Work task: Using the listing below, copy every line that mentions "description".
[Task material Boundary: Start]
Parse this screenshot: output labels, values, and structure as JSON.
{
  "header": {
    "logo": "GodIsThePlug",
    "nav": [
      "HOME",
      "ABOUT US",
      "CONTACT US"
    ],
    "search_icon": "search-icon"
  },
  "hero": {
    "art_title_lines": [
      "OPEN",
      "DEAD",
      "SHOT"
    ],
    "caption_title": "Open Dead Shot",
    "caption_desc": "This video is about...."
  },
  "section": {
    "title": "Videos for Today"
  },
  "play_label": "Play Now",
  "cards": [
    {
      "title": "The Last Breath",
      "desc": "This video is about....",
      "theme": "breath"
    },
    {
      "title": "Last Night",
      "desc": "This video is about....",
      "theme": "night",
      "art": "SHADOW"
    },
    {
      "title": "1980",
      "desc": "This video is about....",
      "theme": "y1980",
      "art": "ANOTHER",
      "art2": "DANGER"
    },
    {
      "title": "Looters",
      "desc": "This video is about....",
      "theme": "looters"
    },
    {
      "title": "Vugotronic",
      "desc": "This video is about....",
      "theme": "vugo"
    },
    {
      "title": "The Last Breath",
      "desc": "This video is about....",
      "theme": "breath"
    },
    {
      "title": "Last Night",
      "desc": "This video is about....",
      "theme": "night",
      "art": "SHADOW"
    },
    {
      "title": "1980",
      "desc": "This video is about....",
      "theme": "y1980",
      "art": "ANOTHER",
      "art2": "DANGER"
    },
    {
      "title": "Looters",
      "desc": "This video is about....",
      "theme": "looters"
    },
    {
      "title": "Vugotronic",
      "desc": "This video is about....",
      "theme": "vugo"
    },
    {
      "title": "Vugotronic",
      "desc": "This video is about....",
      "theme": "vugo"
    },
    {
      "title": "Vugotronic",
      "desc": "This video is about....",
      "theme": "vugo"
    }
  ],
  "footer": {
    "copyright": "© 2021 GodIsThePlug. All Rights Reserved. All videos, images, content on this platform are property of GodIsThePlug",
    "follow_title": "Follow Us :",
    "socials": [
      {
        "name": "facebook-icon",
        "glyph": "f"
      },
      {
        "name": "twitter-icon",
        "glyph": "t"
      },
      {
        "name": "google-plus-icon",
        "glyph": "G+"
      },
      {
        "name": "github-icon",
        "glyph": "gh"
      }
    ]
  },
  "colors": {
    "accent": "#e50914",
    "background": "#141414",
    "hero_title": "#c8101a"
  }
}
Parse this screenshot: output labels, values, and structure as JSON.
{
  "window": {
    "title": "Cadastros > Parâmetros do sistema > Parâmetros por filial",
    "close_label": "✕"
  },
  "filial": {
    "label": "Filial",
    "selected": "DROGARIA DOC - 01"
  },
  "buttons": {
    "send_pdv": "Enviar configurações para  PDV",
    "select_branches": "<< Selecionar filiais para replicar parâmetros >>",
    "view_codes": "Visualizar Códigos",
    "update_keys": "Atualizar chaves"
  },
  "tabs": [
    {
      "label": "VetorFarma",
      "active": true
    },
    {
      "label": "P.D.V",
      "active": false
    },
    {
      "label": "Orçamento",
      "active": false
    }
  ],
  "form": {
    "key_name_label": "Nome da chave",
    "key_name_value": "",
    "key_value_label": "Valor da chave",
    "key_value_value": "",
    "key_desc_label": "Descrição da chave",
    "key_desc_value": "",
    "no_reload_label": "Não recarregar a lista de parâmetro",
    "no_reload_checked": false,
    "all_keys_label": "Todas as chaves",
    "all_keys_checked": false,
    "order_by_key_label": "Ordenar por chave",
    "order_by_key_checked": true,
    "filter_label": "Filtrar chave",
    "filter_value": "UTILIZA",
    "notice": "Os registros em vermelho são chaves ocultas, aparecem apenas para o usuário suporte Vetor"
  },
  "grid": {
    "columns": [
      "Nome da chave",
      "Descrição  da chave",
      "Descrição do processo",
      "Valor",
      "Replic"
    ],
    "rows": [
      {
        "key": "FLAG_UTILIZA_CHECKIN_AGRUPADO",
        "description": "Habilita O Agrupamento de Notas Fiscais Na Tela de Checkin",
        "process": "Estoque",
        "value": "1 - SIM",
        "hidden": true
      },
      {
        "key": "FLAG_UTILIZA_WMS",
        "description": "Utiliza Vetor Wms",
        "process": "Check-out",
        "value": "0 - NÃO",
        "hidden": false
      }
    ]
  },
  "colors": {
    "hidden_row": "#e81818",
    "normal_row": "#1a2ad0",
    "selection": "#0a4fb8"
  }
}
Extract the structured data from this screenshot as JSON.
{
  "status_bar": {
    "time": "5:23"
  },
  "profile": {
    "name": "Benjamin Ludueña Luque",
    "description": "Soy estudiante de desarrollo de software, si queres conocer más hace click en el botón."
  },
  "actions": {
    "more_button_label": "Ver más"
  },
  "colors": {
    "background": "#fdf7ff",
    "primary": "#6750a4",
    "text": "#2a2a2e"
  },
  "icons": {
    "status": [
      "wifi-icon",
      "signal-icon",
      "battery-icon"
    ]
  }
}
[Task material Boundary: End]
Worked solution:
        "description": "Habilita O Agrupamento de Notas Fiscais Na Tela de Checkin",
        "description": "Utiliza Vetor Wms",
    "description": "Soy estudiante de desarrollo de software, si queres conocer más hace click en el botón."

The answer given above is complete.